Farringdon Morning Walk 17th October 2018

Mary and Barbara led this walk from The Rose and Crown in Upper Farringdon, firstly to All Saints Church in the village.  This church once had Gilbert White as the rector - when he wasn't busy writing The Natural History of Selborne, supposedly the 4th most published book in the English language. The churchyard also contains one of the oldest yews in the country, somewhere between 2,000 and 3,000 years old.  Next to the churchyard is a huge building built by a previous very eccentric vicar, now called Massey's Folly. The walk from Farringdon to Chawton included a coffee stop in a nicely decorated railway arch. Once in Chawton a visit to the St Nicholas churchyard was compulsory. Resting here are Jane Austen' s mother as well as her sister Cassandra. Jane Austen did not publish in her own name but is considered by many to be the best female author of all time. Jane often visited friends in Upper Farringdon and it is likely that is the route our somewhat damp walkers took to get back to The Rose and Crown for an excellent lunch. Thanks to Barbara and Isabel for the photos.


West Stoke Day Walk 10th October 2018

Marian, Linda, June and Maddie led this walk on a very nice sunny day. A good mix of agriculture, animals and some very pretty Sussex cottages. Also spotted were some standing stones but walkers were not fooled, they were the work of Neil Lawson Baker, a retired surgeon. Lunch was at the Fox and Hounds and the walk was around 6 miles in total. Many thanks to Marian and Isabel for the photos.


Lavant Morning Walk 3rd October 2018

Celia and Miguel led us from Sheepwash Lane in Lavant up to the lower slopes of the Trundle in glorious sunshine. We went via Chalkpit Lane with shrubs still to be identified and also a very nice juniper bush carrying plenty of ripe berries. Coffee break was the car park below the Trundle with marvellous views as far as Bognor, Chicester and the Isle of Wight and perhaps a glimpse of the legendary Nab tower, marking the Eastern entrance to the Solent. We then headed over Hayes Down to join the West Sussex Literary Trail to take us back to Sheepwash Lane, although there was no water to wash sheep in the completely dry River Lavant. Lunch was taken back in The Royal Oak in Midhurst.


Warnford Day Walk 26th September 2018

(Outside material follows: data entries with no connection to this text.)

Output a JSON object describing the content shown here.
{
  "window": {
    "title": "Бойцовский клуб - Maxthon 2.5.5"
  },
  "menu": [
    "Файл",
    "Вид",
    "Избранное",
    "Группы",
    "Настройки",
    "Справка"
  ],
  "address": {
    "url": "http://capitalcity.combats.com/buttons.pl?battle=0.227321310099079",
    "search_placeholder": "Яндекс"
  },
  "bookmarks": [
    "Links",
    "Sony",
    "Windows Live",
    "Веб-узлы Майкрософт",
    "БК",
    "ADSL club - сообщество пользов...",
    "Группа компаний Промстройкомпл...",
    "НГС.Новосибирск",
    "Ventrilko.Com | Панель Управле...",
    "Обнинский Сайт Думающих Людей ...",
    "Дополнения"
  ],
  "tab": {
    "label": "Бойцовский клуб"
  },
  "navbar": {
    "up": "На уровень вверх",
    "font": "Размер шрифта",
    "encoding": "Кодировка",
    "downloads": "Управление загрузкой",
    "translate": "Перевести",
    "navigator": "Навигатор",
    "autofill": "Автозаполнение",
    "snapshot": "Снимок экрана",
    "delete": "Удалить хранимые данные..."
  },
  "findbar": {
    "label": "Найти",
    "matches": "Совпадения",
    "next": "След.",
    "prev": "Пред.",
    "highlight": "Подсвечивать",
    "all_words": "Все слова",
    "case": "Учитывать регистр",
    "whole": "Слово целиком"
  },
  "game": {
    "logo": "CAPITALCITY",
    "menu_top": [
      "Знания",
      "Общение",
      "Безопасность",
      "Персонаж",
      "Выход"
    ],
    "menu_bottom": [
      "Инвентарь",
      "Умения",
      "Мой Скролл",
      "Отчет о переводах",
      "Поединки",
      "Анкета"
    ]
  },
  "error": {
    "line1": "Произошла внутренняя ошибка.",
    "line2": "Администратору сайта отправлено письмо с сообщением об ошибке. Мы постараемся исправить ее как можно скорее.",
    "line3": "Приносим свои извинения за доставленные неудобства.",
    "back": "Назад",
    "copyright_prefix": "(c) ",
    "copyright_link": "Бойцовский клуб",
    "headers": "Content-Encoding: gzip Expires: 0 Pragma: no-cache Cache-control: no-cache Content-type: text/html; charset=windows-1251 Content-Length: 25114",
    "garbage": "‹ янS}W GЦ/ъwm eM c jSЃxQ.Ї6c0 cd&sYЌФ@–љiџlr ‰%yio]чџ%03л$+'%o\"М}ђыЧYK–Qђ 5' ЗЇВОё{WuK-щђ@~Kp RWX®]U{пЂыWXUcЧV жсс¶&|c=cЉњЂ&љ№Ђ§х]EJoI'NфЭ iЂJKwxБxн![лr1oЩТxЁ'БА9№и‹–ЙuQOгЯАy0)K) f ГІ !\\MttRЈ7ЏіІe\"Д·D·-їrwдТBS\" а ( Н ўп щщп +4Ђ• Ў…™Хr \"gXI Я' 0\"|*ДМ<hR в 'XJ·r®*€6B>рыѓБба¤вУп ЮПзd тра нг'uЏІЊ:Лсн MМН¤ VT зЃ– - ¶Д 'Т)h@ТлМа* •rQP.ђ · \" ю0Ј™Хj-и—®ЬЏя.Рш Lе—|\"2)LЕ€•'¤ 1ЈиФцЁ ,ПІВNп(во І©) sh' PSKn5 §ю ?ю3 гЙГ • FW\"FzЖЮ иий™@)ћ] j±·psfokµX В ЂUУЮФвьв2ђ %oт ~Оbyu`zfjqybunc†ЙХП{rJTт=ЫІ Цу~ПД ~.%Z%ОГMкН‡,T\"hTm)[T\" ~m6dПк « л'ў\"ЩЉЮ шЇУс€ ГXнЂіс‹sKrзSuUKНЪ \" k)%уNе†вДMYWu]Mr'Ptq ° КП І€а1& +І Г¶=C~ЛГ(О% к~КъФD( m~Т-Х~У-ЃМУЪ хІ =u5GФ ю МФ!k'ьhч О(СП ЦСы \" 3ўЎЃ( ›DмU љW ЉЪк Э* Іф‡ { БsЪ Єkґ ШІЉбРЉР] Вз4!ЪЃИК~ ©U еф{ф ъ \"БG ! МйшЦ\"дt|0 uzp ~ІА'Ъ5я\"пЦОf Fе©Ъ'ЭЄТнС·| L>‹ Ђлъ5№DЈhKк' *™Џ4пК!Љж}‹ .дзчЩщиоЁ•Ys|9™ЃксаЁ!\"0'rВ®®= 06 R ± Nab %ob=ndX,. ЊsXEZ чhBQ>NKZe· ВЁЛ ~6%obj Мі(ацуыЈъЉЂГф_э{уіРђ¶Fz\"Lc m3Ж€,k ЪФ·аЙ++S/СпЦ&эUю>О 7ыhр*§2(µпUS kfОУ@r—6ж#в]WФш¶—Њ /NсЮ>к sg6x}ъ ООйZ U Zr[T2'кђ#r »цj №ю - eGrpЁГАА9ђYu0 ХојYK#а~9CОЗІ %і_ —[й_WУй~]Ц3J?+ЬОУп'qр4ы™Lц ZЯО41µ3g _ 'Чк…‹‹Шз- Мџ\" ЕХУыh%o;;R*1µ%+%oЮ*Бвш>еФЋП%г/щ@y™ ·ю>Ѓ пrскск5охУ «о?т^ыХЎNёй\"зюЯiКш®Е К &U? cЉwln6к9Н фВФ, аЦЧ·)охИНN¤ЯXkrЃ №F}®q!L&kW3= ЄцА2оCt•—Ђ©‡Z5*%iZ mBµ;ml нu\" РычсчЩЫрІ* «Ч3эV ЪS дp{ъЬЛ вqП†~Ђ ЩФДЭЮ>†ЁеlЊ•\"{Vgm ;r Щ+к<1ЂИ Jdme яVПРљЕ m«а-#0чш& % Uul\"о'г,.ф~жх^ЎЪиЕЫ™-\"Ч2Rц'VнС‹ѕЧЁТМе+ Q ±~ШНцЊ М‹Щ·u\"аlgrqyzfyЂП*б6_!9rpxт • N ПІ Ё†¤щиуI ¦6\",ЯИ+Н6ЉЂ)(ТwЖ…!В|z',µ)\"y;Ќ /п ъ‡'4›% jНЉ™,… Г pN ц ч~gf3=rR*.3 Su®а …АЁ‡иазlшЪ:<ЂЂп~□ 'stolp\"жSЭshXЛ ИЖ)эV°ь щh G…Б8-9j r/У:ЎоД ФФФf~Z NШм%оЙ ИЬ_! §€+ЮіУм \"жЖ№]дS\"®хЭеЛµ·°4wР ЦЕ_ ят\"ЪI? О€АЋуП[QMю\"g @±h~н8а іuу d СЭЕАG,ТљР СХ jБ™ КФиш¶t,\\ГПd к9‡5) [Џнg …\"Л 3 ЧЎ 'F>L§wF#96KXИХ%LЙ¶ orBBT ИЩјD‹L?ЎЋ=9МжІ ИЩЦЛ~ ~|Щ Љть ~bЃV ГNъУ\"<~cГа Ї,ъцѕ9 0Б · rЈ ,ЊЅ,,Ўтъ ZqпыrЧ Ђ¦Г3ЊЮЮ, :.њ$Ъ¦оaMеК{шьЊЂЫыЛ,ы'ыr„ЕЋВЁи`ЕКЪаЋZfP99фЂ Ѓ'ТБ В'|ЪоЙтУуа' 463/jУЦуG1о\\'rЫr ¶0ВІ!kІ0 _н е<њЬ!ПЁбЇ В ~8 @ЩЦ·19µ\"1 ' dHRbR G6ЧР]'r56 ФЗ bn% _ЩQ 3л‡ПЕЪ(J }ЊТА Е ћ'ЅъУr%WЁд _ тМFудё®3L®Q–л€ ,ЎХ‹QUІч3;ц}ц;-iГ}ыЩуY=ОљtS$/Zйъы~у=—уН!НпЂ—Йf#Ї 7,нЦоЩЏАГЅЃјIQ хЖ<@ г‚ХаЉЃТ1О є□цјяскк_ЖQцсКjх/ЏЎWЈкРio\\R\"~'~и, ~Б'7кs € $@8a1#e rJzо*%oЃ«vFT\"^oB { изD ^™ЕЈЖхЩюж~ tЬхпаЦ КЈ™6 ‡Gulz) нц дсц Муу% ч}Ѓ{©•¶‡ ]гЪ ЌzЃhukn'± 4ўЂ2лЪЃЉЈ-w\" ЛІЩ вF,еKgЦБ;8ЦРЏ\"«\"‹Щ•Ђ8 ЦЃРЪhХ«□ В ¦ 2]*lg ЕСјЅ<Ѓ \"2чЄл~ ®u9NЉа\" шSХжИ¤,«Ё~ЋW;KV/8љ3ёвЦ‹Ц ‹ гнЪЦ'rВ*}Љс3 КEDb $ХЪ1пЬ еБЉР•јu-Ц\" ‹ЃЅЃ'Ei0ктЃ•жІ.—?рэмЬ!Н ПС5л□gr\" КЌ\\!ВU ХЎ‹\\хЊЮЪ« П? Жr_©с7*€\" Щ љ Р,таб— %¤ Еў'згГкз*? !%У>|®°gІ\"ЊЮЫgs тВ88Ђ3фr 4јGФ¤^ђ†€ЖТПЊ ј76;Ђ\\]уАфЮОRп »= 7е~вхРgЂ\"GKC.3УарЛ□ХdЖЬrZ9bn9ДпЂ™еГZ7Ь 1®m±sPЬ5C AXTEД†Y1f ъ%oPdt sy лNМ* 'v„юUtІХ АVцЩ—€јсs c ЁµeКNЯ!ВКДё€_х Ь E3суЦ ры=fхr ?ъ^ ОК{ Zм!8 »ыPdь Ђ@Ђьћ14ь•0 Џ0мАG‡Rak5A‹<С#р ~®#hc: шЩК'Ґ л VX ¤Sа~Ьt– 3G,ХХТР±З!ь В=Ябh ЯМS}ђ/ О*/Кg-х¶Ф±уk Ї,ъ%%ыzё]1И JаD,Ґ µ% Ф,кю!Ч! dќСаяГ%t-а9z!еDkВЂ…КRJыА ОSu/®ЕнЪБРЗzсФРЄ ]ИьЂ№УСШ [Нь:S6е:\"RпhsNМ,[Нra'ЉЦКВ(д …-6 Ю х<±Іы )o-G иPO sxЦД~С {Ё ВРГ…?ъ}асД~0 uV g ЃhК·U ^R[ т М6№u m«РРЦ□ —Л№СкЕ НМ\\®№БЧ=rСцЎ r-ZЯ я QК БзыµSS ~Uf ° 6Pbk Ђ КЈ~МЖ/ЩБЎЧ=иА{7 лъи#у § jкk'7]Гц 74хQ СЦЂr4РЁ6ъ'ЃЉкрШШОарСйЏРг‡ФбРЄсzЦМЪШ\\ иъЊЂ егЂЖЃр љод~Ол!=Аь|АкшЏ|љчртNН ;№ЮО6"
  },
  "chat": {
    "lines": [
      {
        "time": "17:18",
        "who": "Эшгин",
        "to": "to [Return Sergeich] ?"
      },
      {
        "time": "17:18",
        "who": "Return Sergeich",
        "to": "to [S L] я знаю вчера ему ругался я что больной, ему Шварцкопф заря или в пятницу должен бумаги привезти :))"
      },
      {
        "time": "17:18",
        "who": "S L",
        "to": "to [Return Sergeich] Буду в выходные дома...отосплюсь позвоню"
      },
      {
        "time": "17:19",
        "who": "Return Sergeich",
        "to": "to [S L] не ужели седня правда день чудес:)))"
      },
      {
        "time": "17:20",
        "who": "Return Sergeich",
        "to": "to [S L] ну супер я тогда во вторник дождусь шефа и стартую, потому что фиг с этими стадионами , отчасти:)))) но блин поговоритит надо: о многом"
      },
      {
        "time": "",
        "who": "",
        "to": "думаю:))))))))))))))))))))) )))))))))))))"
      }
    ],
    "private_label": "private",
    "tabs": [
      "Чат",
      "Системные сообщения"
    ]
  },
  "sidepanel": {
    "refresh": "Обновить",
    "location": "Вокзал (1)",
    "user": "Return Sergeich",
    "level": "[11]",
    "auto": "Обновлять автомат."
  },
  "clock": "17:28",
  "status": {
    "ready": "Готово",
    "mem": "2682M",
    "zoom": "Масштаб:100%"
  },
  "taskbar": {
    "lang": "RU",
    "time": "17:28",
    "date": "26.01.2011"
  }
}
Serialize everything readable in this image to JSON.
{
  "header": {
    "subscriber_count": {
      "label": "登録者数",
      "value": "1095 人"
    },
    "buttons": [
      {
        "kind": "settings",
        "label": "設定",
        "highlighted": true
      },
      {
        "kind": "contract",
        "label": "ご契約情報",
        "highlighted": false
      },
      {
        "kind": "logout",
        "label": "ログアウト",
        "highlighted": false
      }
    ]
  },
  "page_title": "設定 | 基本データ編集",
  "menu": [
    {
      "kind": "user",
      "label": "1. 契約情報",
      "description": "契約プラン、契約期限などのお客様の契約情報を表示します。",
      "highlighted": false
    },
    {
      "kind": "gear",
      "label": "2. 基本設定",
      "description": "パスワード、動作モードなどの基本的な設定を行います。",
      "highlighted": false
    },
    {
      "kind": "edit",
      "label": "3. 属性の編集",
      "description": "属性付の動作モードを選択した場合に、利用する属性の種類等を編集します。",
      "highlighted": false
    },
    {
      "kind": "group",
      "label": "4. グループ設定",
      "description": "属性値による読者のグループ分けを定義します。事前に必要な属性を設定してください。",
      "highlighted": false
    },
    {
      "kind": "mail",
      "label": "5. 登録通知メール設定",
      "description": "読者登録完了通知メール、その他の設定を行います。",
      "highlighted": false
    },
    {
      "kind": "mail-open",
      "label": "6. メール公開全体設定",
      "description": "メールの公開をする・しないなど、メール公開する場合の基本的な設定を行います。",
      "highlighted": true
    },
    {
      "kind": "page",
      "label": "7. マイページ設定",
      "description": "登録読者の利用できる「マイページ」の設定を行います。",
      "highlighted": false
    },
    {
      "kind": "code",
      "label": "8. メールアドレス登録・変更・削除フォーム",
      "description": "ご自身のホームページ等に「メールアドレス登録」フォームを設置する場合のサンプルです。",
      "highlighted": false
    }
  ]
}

Isabel's walk started in the village of Warnford and with several buzzards and kites wheeling above, we headed up Wheeley Down, passing some incredible sculptures on the way. We stopped for a break on Beacon Hill, with great views over the Meon Valley. We had a whole day of sunshine and a temperature just right for walking. We spent some time admiring the view up on Beacon Hill, where we could see the Isle of Wight, Southampton oil refinery as well as the forts above Portsmouth. After descending via the South Downs Way we reached Corhampton.         The Saxon Corhampton Church is one of the oldest churches in Britain and was built in 1020 AD, using local flints and surprisingly stone which came from the Isle of Wight. This stone was almost certainly shipped to Droxford, a mile south, using the then navigable River Meon.     The Meon Valley was highly productive with flour and other produce being shipped south to Southampton and Portsmouth. The church is also home to some very old decorations dating back to around 1150 AD and represent scenes from the life of St Swithun, who died 300 years earlier.        We had lunch in  the excellent Bucks Head before heading on the route of the  Meonstoke Valley Railway, which used to run from Alton to Fareham. Use as a passenger line ceased in 1955 and the final goods service was in 1968. It was designed as a single track line with twin tracks at stations. It now makes an excellent walking route and took us back to Warnford. The walk was just over 7.1/2 miles